If you have herpes then you are probably familiar with the drug acyclovir. It's an anti-viral agent that is often recommended to patients with HSV2 so that recurrences of active herpes are diminished. The drug is credited with decreasing the number of times you will have painful breakouts, lowering viral load and helping to minimize (but not prevent) transmission of disease.
Studies now show that acyclovir can also directly slow down HIV infection by targeting the RT (Reverse Transcriptase) enzyme that features prominently in the disease. The beneficial effect of the drug is countered by a negative impact, namely promoting the multi-drug resistant HIV variants.
Herpes and HIV are two of the most commonly sexually transmitted diseases worldwide. We know that herpes and HIV can typically occur in the same individual. When that happens, the presence of HIV can mean more frequent HSV lesion breakouts. The presence of HSV can increase the liklihood that HIV will progress to full blown AIDS.
So, of course, to have acyclovir lower the HIV viral load is a very good thing. It actually reduces HIV replication.
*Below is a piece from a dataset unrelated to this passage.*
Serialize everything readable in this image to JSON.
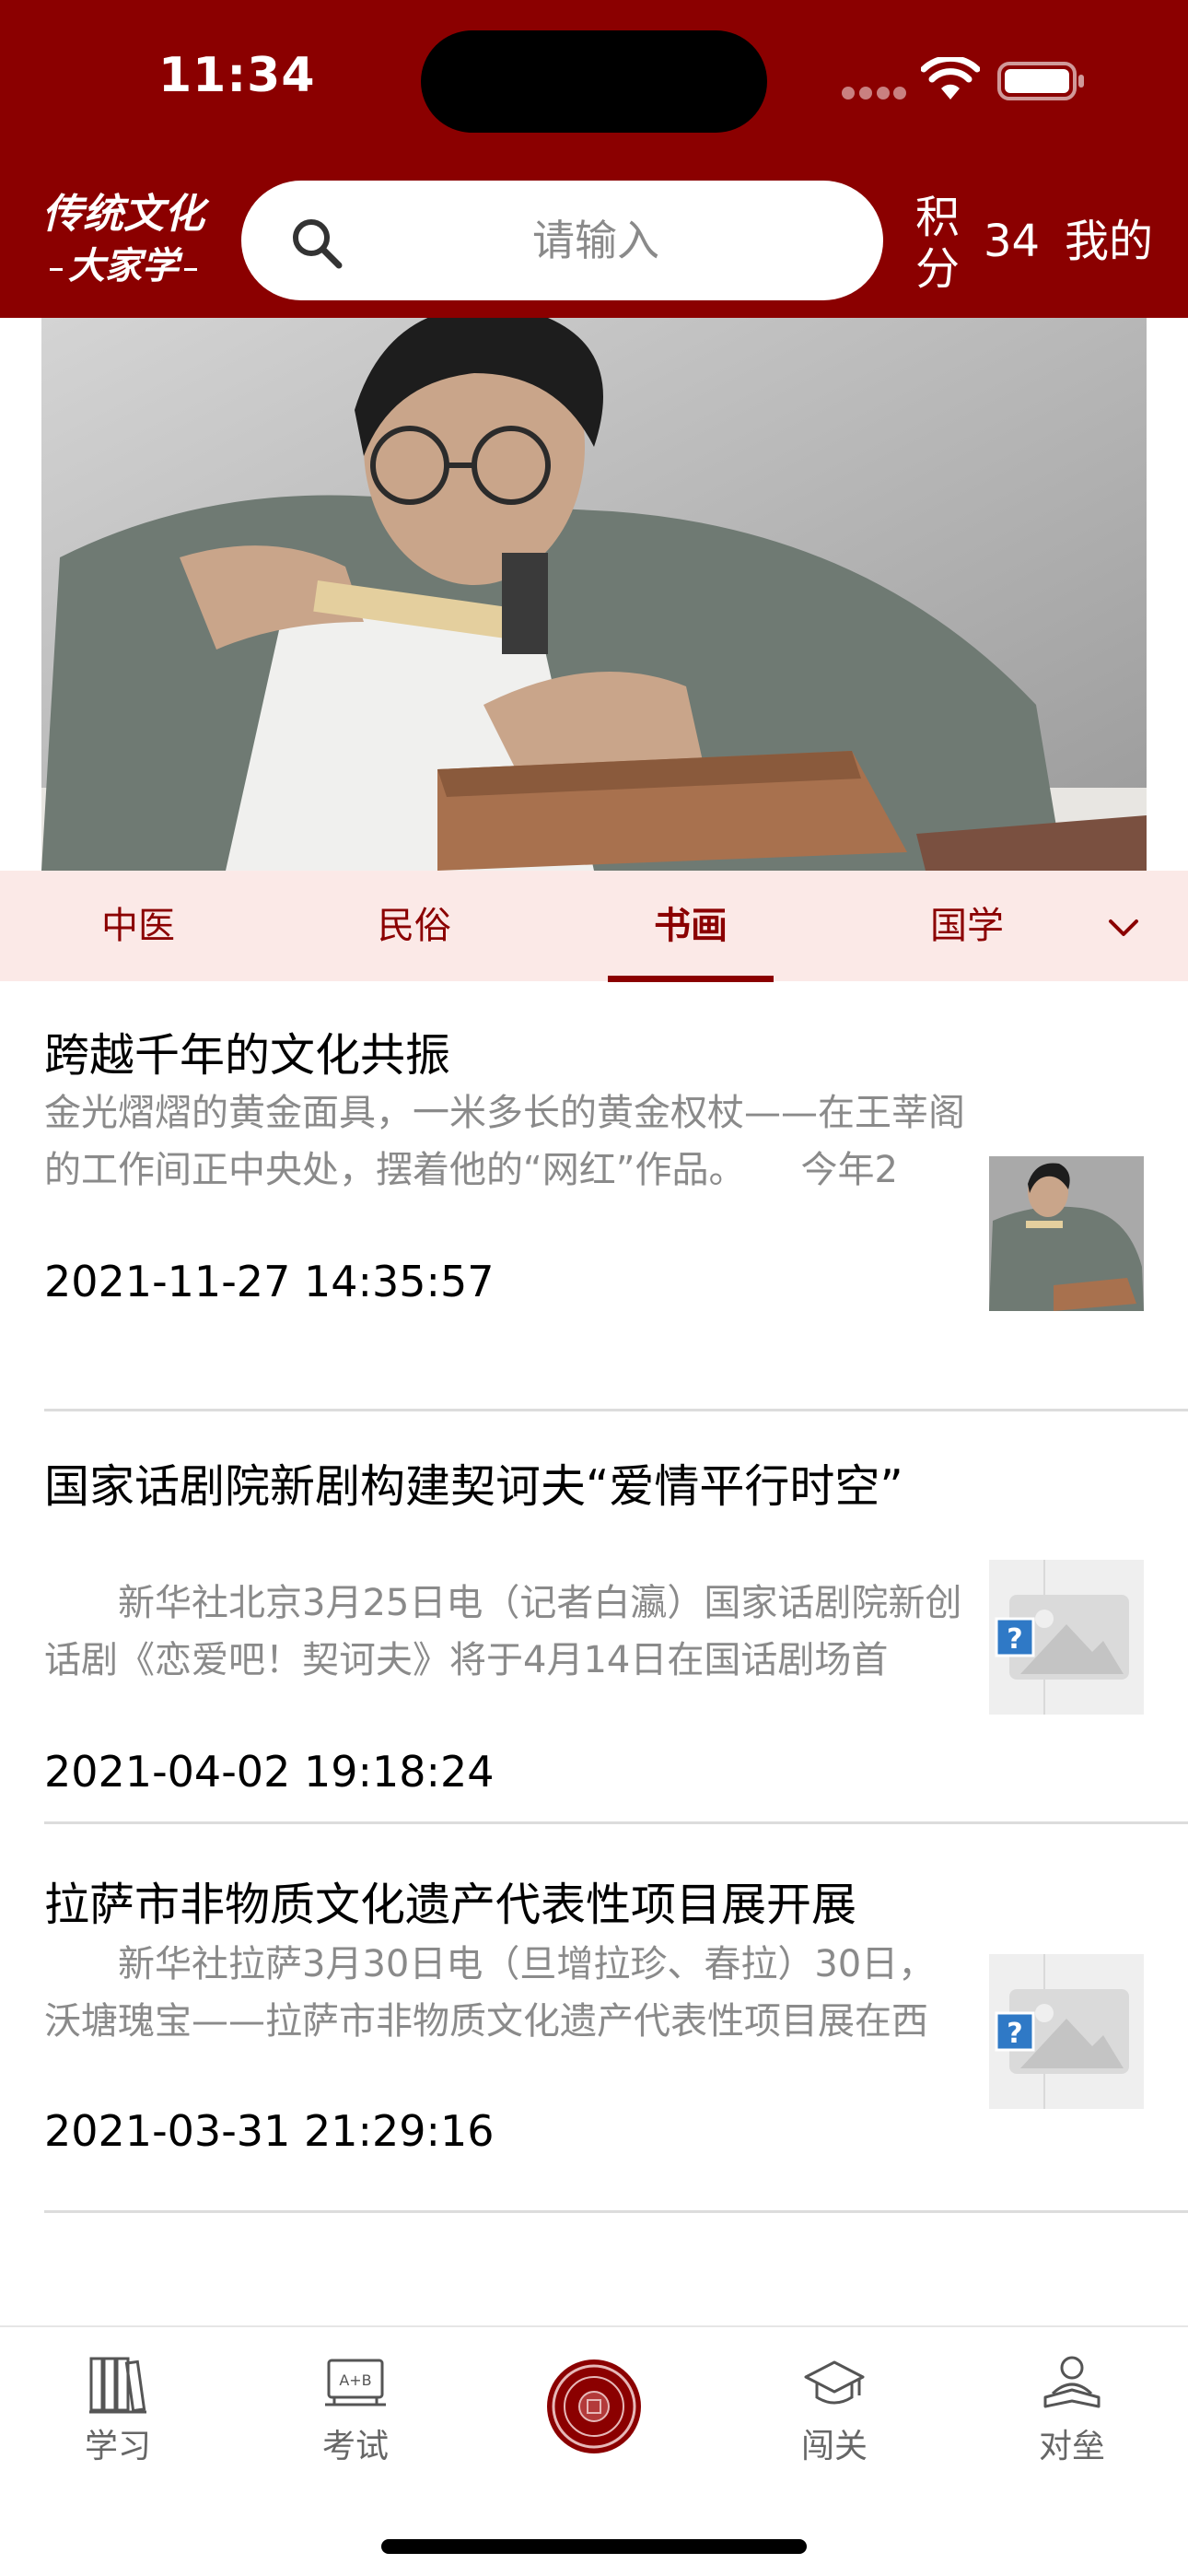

The problem is that it makes the HIV that is present, more likely to evolve into a mutant form of HIV, that is very resistant to the current treatments. So you trade lower viral load for a situation that is now resistant to treatment - not a good trade off. Experts are preliminarily convinced that the acyclovir could be indicated and beneficial in HIV patients that don't have HSV2.
Published On: November 20, 2008